Collected data:
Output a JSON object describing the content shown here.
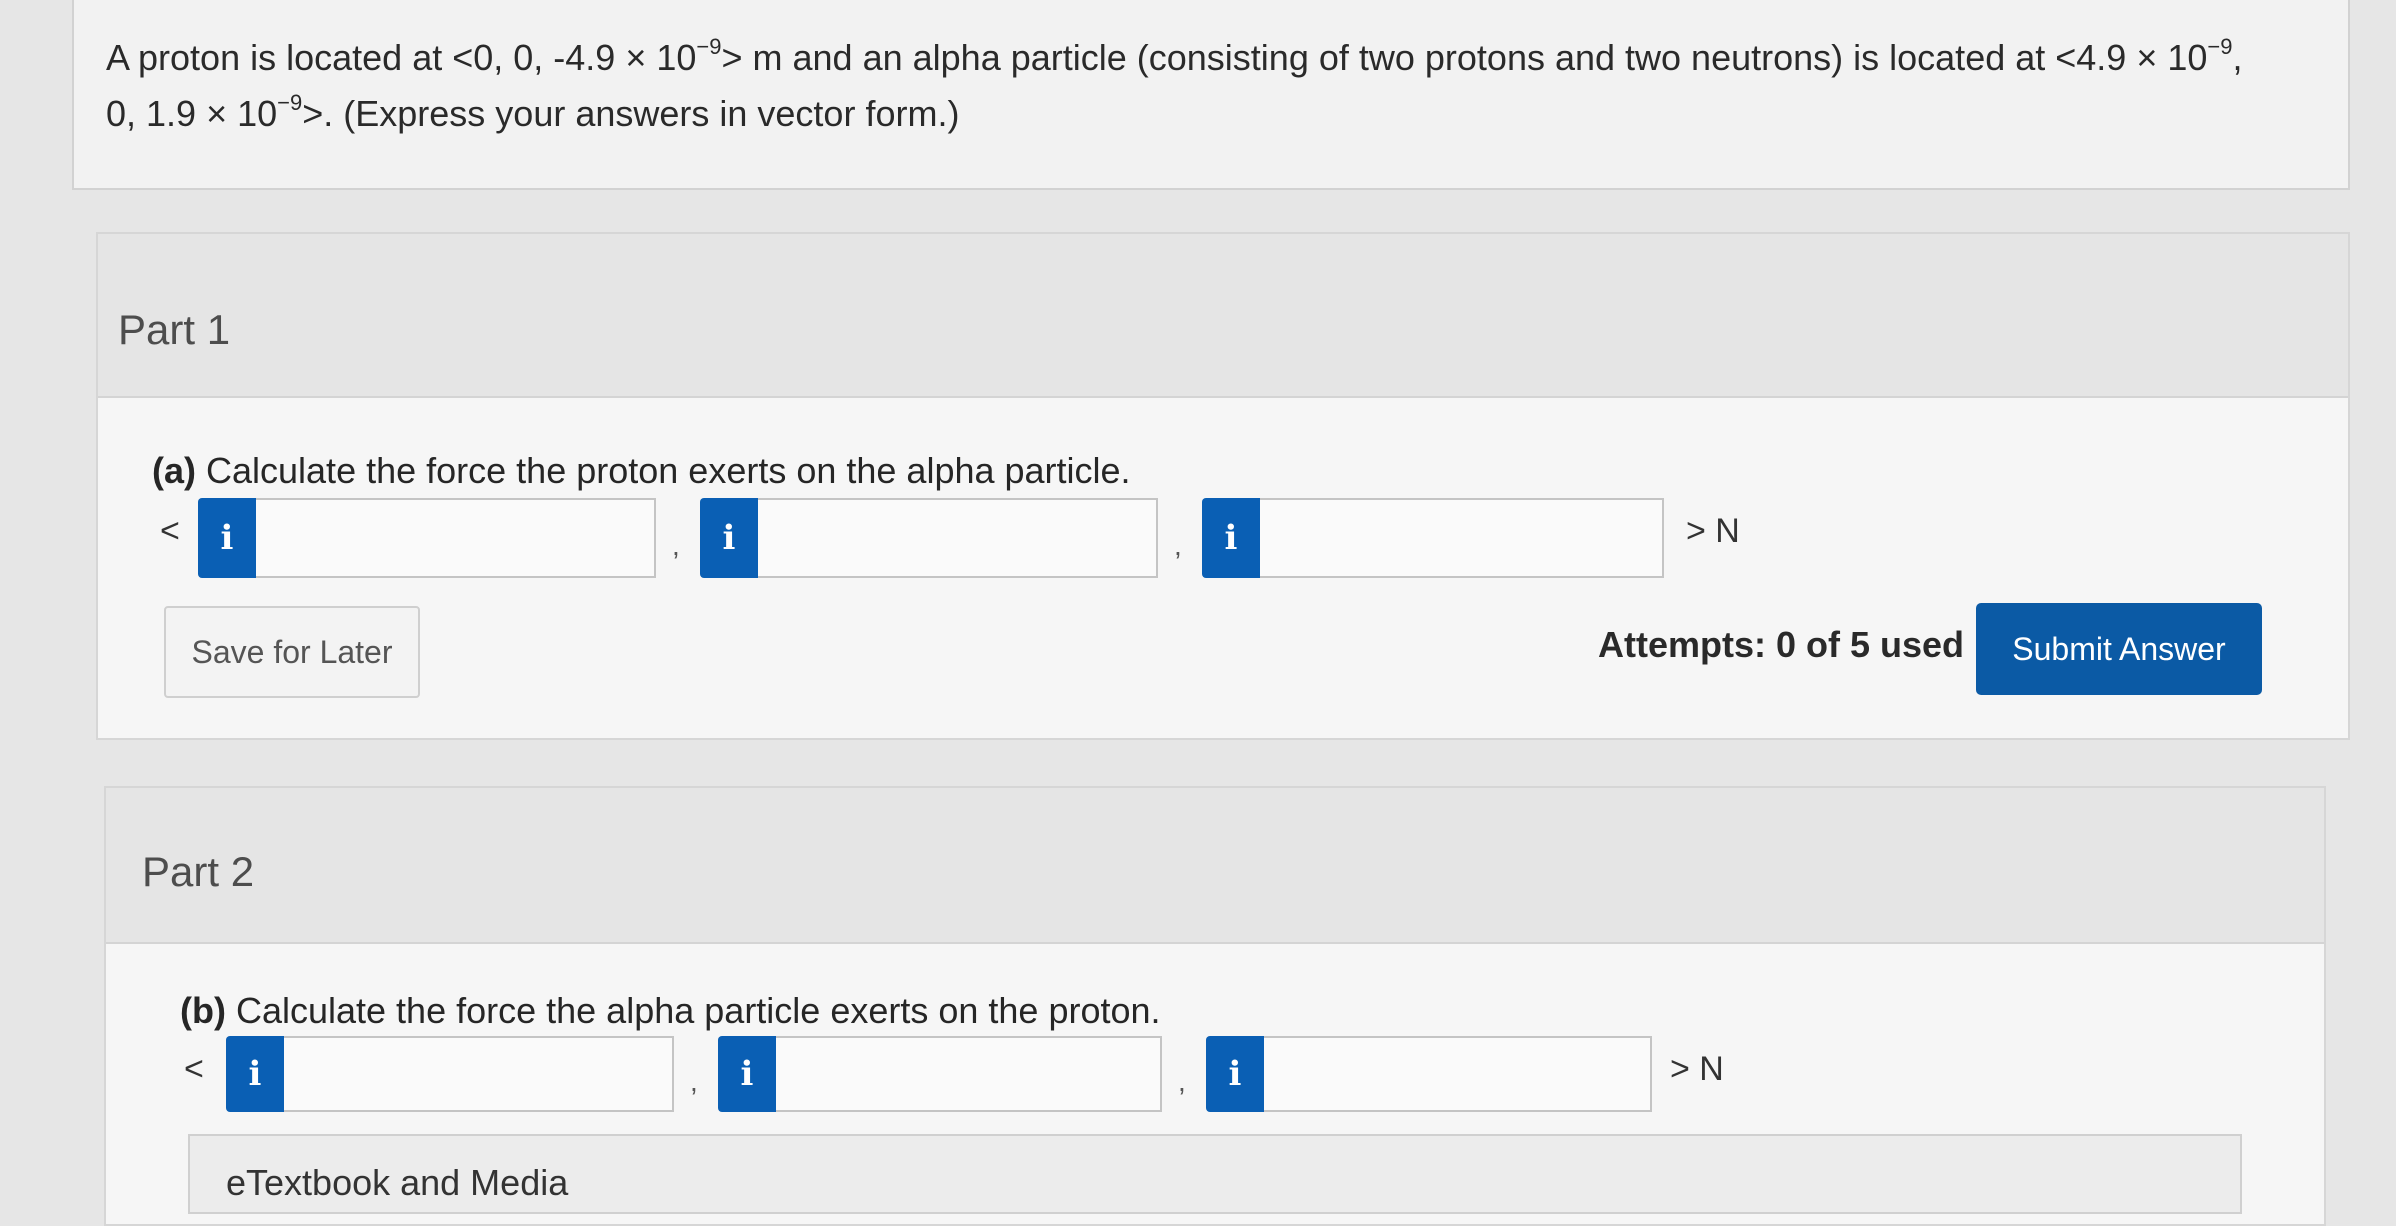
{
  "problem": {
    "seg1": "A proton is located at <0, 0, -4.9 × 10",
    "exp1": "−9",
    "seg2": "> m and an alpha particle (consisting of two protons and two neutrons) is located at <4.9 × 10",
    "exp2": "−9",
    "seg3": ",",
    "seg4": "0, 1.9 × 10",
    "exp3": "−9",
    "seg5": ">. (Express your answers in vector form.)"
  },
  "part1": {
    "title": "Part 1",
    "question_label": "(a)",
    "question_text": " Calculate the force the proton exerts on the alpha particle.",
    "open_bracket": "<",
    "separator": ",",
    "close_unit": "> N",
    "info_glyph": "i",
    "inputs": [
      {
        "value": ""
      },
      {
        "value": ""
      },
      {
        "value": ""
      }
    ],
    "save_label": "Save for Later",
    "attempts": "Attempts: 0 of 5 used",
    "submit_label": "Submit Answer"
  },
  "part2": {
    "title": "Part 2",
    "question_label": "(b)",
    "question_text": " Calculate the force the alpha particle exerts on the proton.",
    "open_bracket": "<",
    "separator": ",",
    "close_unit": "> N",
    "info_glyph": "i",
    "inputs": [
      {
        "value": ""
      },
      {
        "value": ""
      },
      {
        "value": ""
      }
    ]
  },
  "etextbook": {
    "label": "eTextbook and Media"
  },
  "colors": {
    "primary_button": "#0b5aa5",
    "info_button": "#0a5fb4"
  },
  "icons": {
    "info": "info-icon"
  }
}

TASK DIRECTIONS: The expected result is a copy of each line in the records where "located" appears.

SOLUTION TO THIS TASK:
    "seg1": "A proton is located at <0, 0, -4.9 × 10",
    "seg2": "> m and an alpha particle (consisting of two protons and two neutrons) is located at <4.9 × 10",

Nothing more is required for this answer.